Wyatt Berry Stapp Earp (March 19, 1848 — January 13, 1929)
Wyatt Earp was an old West lawman who worked in Dodge City, Wichita, Deadwood, and Tombstone. He is best remembered as a close friend of Doc Holliday and their involvement in the “Gunfight at the O.K. Corral.” Earp died of a urinary tract infection on January 12, 1929 at the age of 80.
Mary Spurgeon created this sculpture dedicated in 2004. This is another great statue. It’s larger than life, much like the legendary cowboy. He looks across the city keeping his eye out for bad guys… and in this case… Ed.
Oldest Cowboy in Dodge City
Local dentist, Dr. Oscar Simpson, created a plaster mold of Joe Sughrue who served as the Dodge City Chief of police from 1933-1936. The statue was unveiled in 1928. Dr. Simpson went on to lead the restoration of Boot Hill Cemetery before he died in 1935. The statue was restored in 2015.
The plaque on the statue reads, “On the ashes of my campfire, this city is built.
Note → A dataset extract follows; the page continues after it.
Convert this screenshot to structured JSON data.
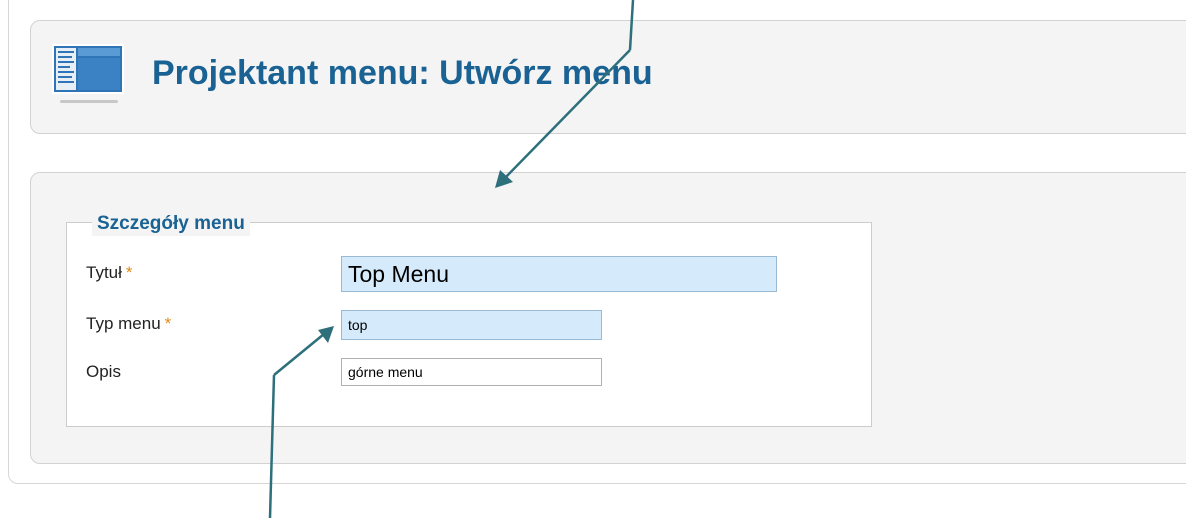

Modeled by G.H. Simpson, DDS. Pioneer Dentist 1927.”
I could have sworn I read that the statue is made from tooth enamel, but I can’t seem to find that reference.
La Crosse, KS
This is the third statue during this trip. As you can see, Lady Liberty is missing. The kind woman at City Hall told me the liberty statue is undergoing restoration work and will return to her pedestal once completed.
Jeremy likes to tease me about visiting some of America’s weirdest roadside attractions. The Barbed Wire Museum is the example he always uses, even though neither one of us has been there. I was disappointed it was closed on this trip. But I had to get a picture for Jeremy.
This Strengthen the Arm of Liberty holds court over the Hays city library and looks out on a local treasure the art deco Fox Theater.
Our final little liberty statue of this trip was found in Russell, KS. Home of one of our state’s greatest men, Bob Dole.